# Rvalue copy and and assignment for secure array class [closed]

I have a C++03 library with lots of classes. I'm interested in trying to take advantage of Rvalues and move semantics under C++11 for two or three critical classes. Once of the critical classes is a SecBlock, which is effectively a secure array class. It has a secure allocator and deallocator, and its used nearly everywhere.

SecBlock looks like so, where T might be a byte or an int:

template <class T, class A = AllocatorWithCleanup<T> >
class SecBlock
{
...
private:
A m_alloc;
size_type m_size;
T *m_ptr;
}


If I am reading Thomas Becker's "C++ Rvalue References" treatise correctly, I can use a simple swap because SecBlock does not have a base class (no need for Base(std::move(rhs)):

template <class T, class A = AllocatorWithCleanup<T> >
class SecBlock
{
...

#if CXX11_AVAILABLE
SecBlock(SecBlock&& t)
{
std::swap(*this, t);
}
SecBlock& operator=(SecBlock&& t)
{
if(this != &t)
std::swap(*this, t);
return *this;
}
#endif

private:
A m_alloc;
size_type m_size;
T *m_ptr;
}


We guard on CXX11_AVAILABLE because the library is a C++03 library at heart.

It's probably obvious I have some open questions. For instance, do I have to guard for self assignment in operator=? (I suspect not, but I think its best to show the code and take the comments).

I'm also interested in knowing if a derived class must implement the semantics also, even if they add no members.

Is the code above correct, or are there gaps that need to be addressed? If there are gaps, what are they?
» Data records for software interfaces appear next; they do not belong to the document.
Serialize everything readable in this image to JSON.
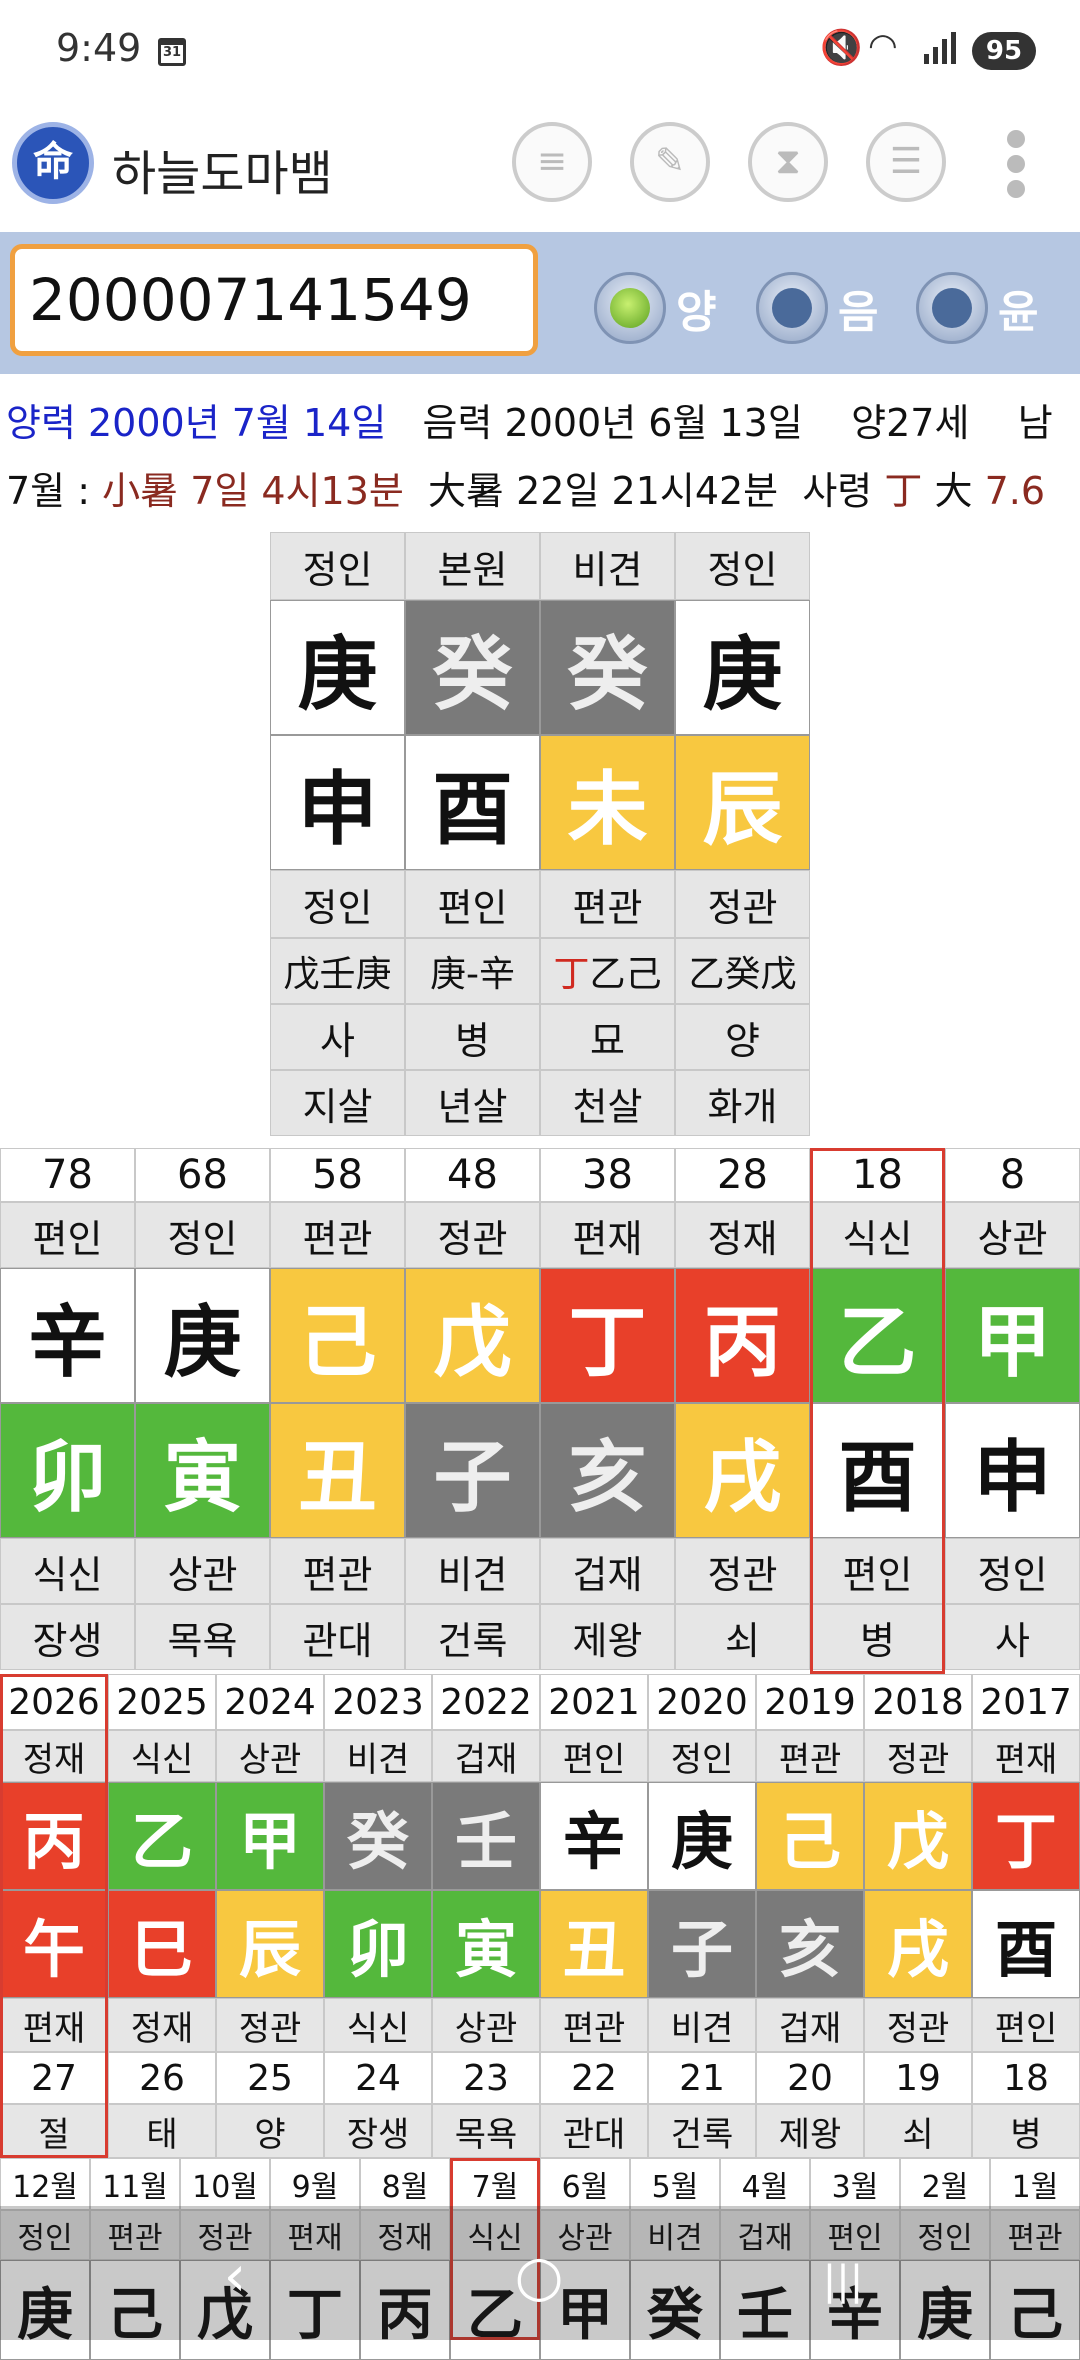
{
  "status": {
    "time": "9:49",
    "cal": "31",
    "battery": "95"
  },
  "app": {
    "title": "하늘도마뱀",
    "logo": "命"
  },
  "toolbar": {
    "icons": [
      "list-icon",
      "edit-icon",
      "hourglass-icon",
      "database-icon"
    ],
    "more": "more-vert-icon"
  },
  "input": {
    "value": "200007141549"
  },
  "radios": [
    {
      "label": "양",
      "on": true
    },
    {
      "label": "음",
      "on": false
    },
    {
      "label": "윤",
      "on": false
    }
  ],
  "info1": {
    "solar": "양력 2000년 7월 14일",
    "lunar": "음력 2000년 6월 13일",
    "age": "양27세",
    "sex": "남"
  },
  "info2": {
    "month": "7월 :",
    "jeol": "小暑 7일 4시13분",
    "jung": "大暑 22일 21시42분",
    "saryeong_label": "사령",
    "saryeong_val": "丁",
    "dae_label": "大",
    "dae_val": "7.6"
  },
  "colors": {
    "white": "#ffffff",
    "gray": "#7a7a7a",
    "yellow": "#f8c840",
    "red": "#e8402a",
    "green": "#54b83c",
    "accent": "#d83c30"
  },
  "pillars": {
    "top": [
      "정인",
      "본원",
      "비견",
      "정인"
    ],
    "stems": [
      {
        "t": "庚",
        "c": "w"
      },
      {
        "t": "癸",
        "c": "g"
      },
      {
        "t": "癸",
        "c": "g"
      },
      {
        "t": "庚",
        "c": "w"
      }
    ],
    "branches": [
      {
        "t": "申",
        "c": "w"
      },
      {
        "t": "酉",
        "c": "w"
      },
      {
        "t": "未",
        "c": "y"
      },
      {
        "t": "辰",
        "c": "y"
      }
    ],
    "gods": [
      "정인",
      "편인",
      "편관",
      "정관"
    ],
    "hidden": [
      "戊壬庚",
      "庚-辛",
      "丁乙己",
      "乙癸戊"
    ],
    "stages": [
      "사",
      "병",
      "묘",
      "양"
    ],
    "sal": [
      "지살",
      "년살",
      "천살",
      "화개"
    ]
  },
  "daeun": {
    "ages": [
      "78",
      "68",
      "58",
      "48",
      "38",
      "28",
      "18",
      "8"
    ],
    "top": [
      "편인",
      "정인",
      "편관",
      "정관",
      "편재",
      "정재",
      "식신",
      "상관"
    ],
    "stems": [
      {
        "t": "辛",
        "c": "w"
      },
      {
        "t": "庚",
        "c": "w"
      },
      {
        "t": "己",
        "c": "y"
      },
      {
        "t": "戊",
        "c": "y"
      },
      {
        "t": "丁",
        "c": "r"
      },
      {
        "t": "丙",
        "c": "r"
      },
      {
        "t": "乙",
        "c": "n"
      },
      {
        "t": "甲",
        "c": "n"
      }
    ],
    "branches": [
      {
        "t": "卯",
        "c": "n"
      },
      {
        "t": "寅",
        "c": "n"
      },
      {
        "t": "丑",
        "c": "y"
      },
      {
        "t": "子",
        "c": "g"
      },
      {
        "t": "亥",
        "c": "g"
      },
      {
        "t": "戌",
        "c": "y"
      },
      {
        "t": "酉",
        "c": "w"
      },
      {
        "t": "申",
        "c": "w"
      }
    ],
    "gods": [
      "식신",
      "상관",
      "편관",
      "비견",
      "겁재",
      "정관",
      "편인",
      "정인"
    ],
    "stages": [
      "장생",
      "목욕",
      "관대",
      "건록",
      "제왕",
      "쇠",
      "병",
      "사"
    ]
  },
  "seun": {
    "years": [
      "2026",
      "2025",
      "2024",
      "2023",
      "2022",
      "2021",
      "2020",
      "2019",
      "2018",
      "2017"
    ],
    "top": [
      "정재",
      "식신",
      "상관",
      "비견",
      "겁재",
      "편인",
      "정인",
      "편관",
      "정관",
      "편재"
    ],
    "stems": [
      {
        "t": "丙",
        "c": "r"
      },
      {
        "t": "乙",
        "c": "n"
      },
      {
        "t": "甲",
        "c": "n"
      },
      {
        "t": "癸",
        "c": "g"
      },
      {
        "t": "壬",
        "c": "g"
      },
      {
        "t": "辛",
        "c": "w"
      },
      {
        "t": "庚",
        "c": "w"
      },
      {
        "t": "己",
        "c": "y"
      },
      {
        "t": "戊",
        "c": "y"
      },
      {
        "t": "丁",
        "c": "r"
      }
    ],
    "branches": [
      {
        "t": "午",
        "c": "r"
      },
      {
        "t": "巳",
        "c": "r"
      },
      {
        "t": "辰",
        "c": "y"
      },
      {
        "t": "卯",
        "c": "n"
      },
      {
        "t": "寅",
        "c": "n"
      },
      {
        "t": "丑",
        "c": "y"
      },
      {
        "t": "子",
        "c": "g"
      },
      {
        "t": "亥",
        "c": "g"
      },
      {
        "t": "戌",
        "c": "y"
      },
      {
        "t": "酉",
        "c": "w"
      }
    ],
    "gods": [
      "편재",
      "정재",
      "정관",
      "식신",
      "상관",
      "편관",
      "비견",
      "겁재",
      "정관",
      "편인"
    ],
    "ages": [
      "27",
      "26",
      "25",
      "24",
      "23",
      "22",
      "21",
      "20",
      "19",
      "18"
    ],
    "stages": [
      "절",
      "태",
      "양",
      "장생",
      "목욕",
      "관대",
      "건록",
      "제왕",
      "쇠",
      "병"
    ]
  },
  "wolun": {
    "months": [
      "12월",
      "11월",
      "10월",
      "9월",
      "8월",
      "7월",
      "6월",
      "5월",
      "4월",
      "3월",
      "2월",
      "1월"
    ],
    "top": [
      "정인",
      "편관",
      "정관",
      "편재",
      "정재",
      "식신",
      "상관",
      "비견",
      "겁재",
      "편인",
      "정인",
      "편관"
    ],
    "stems": [
      {
        "t": "庚",
        "c": "w"
      },
      {
        "t": "己",
        "c": "w"
      },
      {
        "t": "戊",
        "c": "w"
      },
      {
        "t": "丁",
        "c": "w"
      },
      {
        "t": "丙",
        "c": "w"
      },
      {
        "t": "乙",
        "c": "w"
      },
      {
        "t": "甲",
        "c": "w"
      },
      {
        "t": "癸",
        "c": "w"
      },
      {
        "t": "壬",
        "c": "w"
      },
      {
        "t": "辛",
        "c": "w"
      },
      {
        "t": "庚",
        "c": "w"
      },
      {
        "t": "己",
        "c": "w"
      }
    ]
  },
  "nav": {
    "back": "‹",
    "home": "○",
    "recent": "|||"
  }
}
• Note crypto++ is synonymized with cryptography.
– Mast
Jul 31 '15 at 21:16
• @Mast: they are two different things. One is a field of study, the other is a software library. Intuitively, they cannot be used interchangeably in a sentence, so they are clearly not synonyms.
– user53032
Jul 31 '15 at 21:22
• This discussion has been held before: Current synonymization of crypto++. We will not have this discussion in comments.
– Mast
Jul 31 '15 at 21:26
• @Mast - I'm not interested in a discussion about it. In the previous question, I simply asked what I should do because I was receiving inappropriate/unwanted emails due to the intersection with the notification system. The discussion you folks had about it was irrelevant to me because you discussed something I did not ask. In this question I simply pointed out the errant behavior to let folks know it was not me mis-classifying the question. In both cases, I'm not interested in a discussion.
– user53032
Jul 31 '15 at 21:34
• Somewhat related, definitely worth the read, nevertheless: stackoverflow.com/a/3279550/1198654 Aug 1 '15 at 1:12

This code does not function.

Let's take a look at your move constructor:

SecBlock(SecBlock&& t)
{
std::swap(*this, t);
}


This caused a stack overflow on my system. Why? Imagine if the swap function was implemented like this:

template <typename T>
void swap (T &t1, T &t2)
{
T temp = std::move (t1) ;
t1 = std::move (t2) ;
t2 = std::move (temp) ;
}


In fact, this is how it is implemented by Visual Studio 2012. The first line T temp = std::move (t1) ;, calls your move constructor. This causes you to recursively call your move constructor until your program inevitably crashes.

Another problem is that before the swap, m_size and m_ptr for *this will be uninitialized. So even if you fixed your move constructor, you will be transferring uninitialized data to t. Assuming you're destructor does some clean-up, this could lead to undefined behavior.

All in all, both member-functions are a mess. Check out the rule of 5 for more help.

• Now I'm in a bad spot. The question may violate the site's policies on working, bug free code. What should I do with it? Delete it, or leave it and accept your answer? (Sorry to ask. I don't make it to these parts often).
– user53032
Jul 31 '15 at 22:27
• @jww Give it time I guess. If it violates this site's rules, then I imagine the question will eventually be closed. If it doesn't violate the rules, then wait for more answers and select the best one. Jul 31 '15 at 22:29
• "This code does not function...." - oh, my. It tested OK on OS X. I did not start a testing cycle on Lnux, BSD or Windows. I was waiting for feedback before the testing cycle. Thank you very much. I just learned a tremendous amount about these things...
– user53032
Jul 31 '15 at 22:30
• I see what happened here.... Apple/Clang claimed 201103L, but failed a feature test. When it failed a feature test, the code path was not activated. When I cut-int std::move without the guards to test your findings, it could not even compile. OS X is the pits. I'm jumping over to Fedora 22 and the GCC 5.1 compiler.
– user53032
Jul 31 '15 at 23:51
• @jww, if an answer finds a bug in your code, it doesn't automatically makes the question of-topic (in fact it happens quite often that bugs are found by reviews!) If to the best of the asker's knowledge the code is working, then it is on topic. This is the case with your question. You thought it was correct, but a review found a bug. Great thing you asked for code review! Aug 1 '15 at 1:10